Direct Debits (SDD) have many advantages for consumers: by automating the transaction, consumers avoid the risk of missing a payment deadline and of being charged additional fees for late payments, or suffering from an interruption of service.
They are especially useful for recurring payments, as they provide peace of mind for consumers. In addition, security is key: consumers enjoy a fast and simple refund procedure after a SDD was made on their account. SDDs also offer many benefits for businesses, such as efficiency gains – thanks to the automation of payment processing – and the optimisation of cash flow, as invoices are paid when they are due and can be directed to a single account. Lastly, by introducing a standardised payment instrument, the SDD schemes truly facilitate trade across Europe and contribute to the goals of the single market.
In both schemes, the biller requests money from the payer with their prior approval and the sum is credited to the biller’s account. To consent to the debit from their account, the payer has to sign a mandate prepared by the biller and issued in either paper or electronic format.
A direct debit can only be made in euros, but the accounts – which have to be located in SEPA – may be held in any other SEPA currency.
In both SDD schemes, it is the biller who is responsible for storing the original mandate (and any information regarding changes in the mandate or its cancellation). This situation, where the biller is responsible for the mandate, is called the ‘creditor-driven mandate flow’.
SDDs can be used for a one-off transaction and for recurring payments (for example, monthly electricity bills).
- The scheme is mandatory for offering euro direct debit for consumers, whereas it is optional for PSPs to offer services based on the scheme.
- Under the SDD B2B scheme, the payer cannot be a private individual and must be a business customer. A private individual can, however, be a biller under the SDD B2B scheme.
- In the SDD B2B scheme, the payer is not entitled to obtain a refund for an authorised transaction. The payment is deemed final two business days after the debit date; within these two days, the payer’s PSP can still return the transaction for specific reasons.
- The refund rules are different in the SDD Core scheme.
- During the eight weeks following the direct debit date, the payer has the possibility of requesting a refund without having to provide any justifications. This is the right to a ‘no-questions-asked’ refund.
- If the transaction was unauthorised (i.e. the collection does not relate to the signed mandate), the payer can ask for a refund up to 13 months after the direct debit.
- To ensure that a transaction is authorised in the SDD B2B scheme, the payer’s PSP must check whether there is a valid mandate in place prior to executing the collection. The PSP of the payer must have obtained confirmation of the mandate data from the payer before debiting the account, and has to store this data for future verification purposes. The PSP of the payer then checks the first and subsequent collections against the stored mandate data and the related verification instructions received from the payer. Further information about the confirmation requirements and operational implementation is available in the publication Guidance for SEPA Direct Debit Business to Business scheme mandate confirmations.

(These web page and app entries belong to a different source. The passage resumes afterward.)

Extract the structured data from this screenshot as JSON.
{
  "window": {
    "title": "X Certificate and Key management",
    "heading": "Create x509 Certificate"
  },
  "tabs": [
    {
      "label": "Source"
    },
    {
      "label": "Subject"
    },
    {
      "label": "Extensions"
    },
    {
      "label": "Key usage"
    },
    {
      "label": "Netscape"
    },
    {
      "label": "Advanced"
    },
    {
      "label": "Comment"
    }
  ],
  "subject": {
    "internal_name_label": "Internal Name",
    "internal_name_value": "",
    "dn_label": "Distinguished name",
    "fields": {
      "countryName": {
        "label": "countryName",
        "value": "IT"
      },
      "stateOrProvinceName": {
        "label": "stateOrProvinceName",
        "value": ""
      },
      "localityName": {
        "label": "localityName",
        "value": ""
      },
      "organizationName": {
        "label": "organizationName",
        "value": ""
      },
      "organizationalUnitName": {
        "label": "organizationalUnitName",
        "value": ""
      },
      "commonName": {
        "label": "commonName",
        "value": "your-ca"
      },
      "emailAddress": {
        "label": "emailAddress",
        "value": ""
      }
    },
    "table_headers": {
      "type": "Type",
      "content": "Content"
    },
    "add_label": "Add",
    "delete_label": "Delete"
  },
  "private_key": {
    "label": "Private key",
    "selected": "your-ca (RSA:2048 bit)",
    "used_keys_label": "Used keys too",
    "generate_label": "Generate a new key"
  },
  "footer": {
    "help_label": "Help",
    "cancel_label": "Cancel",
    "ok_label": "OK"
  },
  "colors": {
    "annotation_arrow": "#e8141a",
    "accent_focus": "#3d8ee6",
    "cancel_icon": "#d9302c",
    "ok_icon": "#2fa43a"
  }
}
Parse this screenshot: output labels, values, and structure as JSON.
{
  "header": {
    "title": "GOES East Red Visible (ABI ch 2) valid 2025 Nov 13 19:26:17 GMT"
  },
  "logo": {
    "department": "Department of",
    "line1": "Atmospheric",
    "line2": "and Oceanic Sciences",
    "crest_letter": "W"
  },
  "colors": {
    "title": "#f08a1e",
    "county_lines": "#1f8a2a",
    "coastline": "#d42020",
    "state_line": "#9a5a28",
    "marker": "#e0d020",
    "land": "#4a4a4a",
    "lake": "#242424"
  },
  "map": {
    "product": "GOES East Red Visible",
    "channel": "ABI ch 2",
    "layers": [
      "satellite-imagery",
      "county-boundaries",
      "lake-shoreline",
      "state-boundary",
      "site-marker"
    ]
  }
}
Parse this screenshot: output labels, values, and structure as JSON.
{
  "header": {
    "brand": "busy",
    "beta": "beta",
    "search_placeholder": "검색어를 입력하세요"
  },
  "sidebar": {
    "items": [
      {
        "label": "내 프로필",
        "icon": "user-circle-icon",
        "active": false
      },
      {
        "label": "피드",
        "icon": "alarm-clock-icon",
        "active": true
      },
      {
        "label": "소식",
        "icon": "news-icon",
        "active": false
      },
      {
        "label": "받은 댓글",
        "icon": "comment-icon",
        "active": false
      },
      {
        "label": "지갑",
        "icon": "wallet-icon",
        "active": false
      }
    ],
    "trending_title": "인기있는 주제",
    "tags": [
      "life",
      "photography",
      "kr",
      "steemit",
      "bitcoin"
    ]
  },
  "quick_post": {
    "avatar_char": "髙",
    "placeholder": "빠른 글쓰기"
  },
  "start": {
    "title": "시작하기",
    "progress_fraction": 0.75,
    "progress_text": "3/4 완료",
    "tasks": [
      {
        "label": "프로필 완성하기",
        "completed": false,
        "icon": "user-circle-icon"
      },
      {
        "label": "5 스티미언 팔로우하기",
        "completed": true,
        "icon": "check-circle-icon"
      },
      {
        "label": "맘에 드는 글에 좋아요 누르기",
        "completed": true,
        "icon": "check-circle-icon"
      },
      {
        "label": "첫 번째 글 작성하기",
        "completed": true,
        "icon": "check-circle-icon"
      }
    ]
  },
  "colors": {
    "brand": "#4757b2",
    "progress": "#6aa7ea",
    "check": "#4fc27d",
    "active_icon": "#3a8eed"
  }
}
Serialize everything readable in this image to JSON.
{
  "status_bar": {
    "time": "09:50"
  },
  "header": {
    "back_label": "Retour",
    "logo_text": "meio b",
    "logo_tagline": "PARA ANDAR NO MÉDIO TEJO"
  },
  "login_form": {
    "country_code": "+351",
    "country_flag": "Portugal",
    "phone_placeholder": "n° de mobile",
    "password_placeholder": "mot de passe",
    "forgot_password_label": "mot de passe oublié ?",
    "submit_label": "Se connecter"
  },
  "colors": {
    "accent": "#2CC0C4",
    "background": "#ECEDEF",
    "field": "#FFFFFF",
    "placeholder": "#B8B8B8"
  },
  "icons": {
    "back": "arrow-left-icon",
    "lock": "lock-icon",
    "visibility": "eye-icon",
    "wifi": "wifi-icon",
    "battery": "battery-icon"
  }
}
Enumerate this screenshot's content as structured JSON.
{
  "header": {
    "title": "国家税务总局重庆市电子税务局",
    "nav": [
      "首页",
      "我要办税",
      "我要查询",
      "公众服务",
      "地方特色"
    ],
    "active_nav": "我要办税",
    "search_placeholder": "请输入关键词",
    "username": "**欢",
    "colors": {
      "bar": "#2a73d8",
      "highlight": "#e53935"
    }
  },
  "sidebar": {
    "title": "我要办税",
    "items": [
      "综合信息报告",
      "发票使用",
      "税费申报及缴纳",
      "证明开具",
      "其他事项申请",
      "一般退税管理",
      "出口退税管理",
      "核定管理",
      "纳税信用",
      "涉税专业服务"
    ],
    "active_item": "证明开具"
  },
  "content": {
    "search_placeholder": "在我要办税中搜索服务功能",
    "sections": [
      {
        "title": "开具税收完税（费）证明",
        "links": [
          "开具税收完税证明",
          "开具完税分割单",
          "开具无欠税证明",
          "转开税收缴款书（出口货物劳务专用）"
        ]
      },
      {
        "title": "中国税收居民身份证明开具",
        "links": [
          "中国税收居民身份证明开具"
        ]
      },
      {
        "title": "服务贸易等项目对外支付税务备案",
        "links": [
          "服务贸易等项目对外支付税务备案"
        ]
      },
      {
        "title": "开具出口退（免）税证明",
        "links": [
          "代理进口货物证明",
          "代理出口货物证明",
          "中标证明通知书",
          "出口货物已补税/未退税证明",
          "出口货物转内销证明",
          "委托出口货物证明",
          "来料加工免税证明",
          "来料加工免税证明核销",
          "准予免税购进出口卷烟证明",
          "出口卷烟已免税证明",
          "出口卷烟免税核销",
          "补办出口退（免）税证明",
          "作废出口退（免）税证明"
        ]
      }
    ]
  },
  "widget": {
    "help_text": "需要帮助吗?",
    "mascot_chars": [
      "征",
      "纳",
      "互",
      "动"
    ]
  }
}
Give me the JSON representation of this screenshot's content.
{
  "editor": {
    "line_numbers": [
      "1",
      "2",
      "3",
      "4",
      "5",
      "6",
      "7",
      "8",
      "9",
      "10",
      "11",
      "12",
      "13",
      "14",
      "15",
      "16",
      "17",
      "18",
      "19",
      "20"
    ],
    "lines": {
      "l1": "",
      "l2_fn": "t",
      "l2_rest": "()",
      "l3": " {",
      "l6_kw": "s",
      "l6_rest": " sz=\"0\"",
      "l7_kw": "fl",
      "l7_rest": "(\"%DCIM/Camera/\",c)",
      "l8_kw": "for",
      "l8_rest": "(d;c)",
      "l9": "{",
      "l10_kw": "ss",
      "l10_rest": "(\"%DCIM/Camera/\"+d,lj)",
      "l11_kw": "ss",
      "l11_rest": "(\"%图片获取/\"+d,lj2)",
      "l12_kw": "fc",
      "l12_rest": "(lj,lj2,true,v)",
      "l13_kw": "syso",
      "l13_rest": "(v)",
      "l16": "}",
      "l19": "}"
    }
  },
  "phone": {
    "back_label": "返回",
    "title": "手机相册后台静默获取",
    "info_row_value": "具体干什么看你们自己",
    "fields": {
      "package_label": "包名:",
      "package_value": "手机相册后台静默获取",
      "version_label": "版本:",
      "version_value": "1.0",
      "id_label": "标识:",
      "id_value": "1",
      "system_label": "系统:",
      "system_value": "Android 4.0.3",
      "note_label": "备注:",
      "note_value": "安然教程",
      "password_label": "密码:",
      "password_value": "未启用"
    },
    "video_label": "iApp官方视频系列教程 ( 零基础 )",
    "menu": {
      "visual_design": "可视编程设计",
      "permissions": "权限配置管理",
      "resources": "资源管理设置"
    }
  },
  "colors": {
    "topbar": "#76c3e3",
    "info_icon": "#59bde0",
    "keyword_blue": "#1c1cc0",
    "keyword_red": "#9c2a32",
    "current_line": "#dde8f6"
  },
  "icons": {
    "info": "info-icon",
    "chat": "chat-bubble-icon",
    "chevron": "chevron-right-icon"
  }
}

- In the SDD Core scheme, the PSP of the payer does not perform these mandate control and storage activities. It receives the mandate-related information with the first collection.
- must ensure that only trustworthy billers are allowed to use SDD. This is in the interest of the billers’ PSPs, as they would have to cover any losses resulting from fraudulent and / or erroneous direct debits. The risk of any fraudulent or erroneous SDD payment is borne by the biller's PSP – never by the payer.
- As each SDD mandate is uniquely identifiable (based on the combination of the 'Unique Mandate Reference' and the 'Creditor Identifier'), each SDD collection can be traced back – immediately and unmistakably – to the biller. As a result, any biller collecting SDDs can be rapidly and unequivocally identified.
- Payers can get their money back: in the scheme, a refund is possible up to eight weeks after the transaction without supplying any justification; in the case of an unauthorised direct debit, a refund request can be made up to 13 months after the transaction.
- And finally, in the SDD Core scheme, any individual has the right to ask their to add an extra layer of control. The payer can ask their PSP to block collections on their accounts through the use of whitelists or blacklists of billers, to set a maximum number of collections allowed within a certain period or a specific maximum amount per collection. These rights and others are listed in the Regulation.
In certain situations, the collection is not processed in the normal way. To handle these exceptions, send messages called ‘R-transactions’, as their names all start with an R: refusals, rejects, returns, refunds, reversals. The R-transactions contain reason codes – defined in the SDD rulebooks – which help the biller and its PSP to treat a failed SDD collection and to determine automatically their reaction. It is therefore important that all PSPs correctly apply the reason codes. More information is available in the document Guidance on reason codes for SDD R-transactions.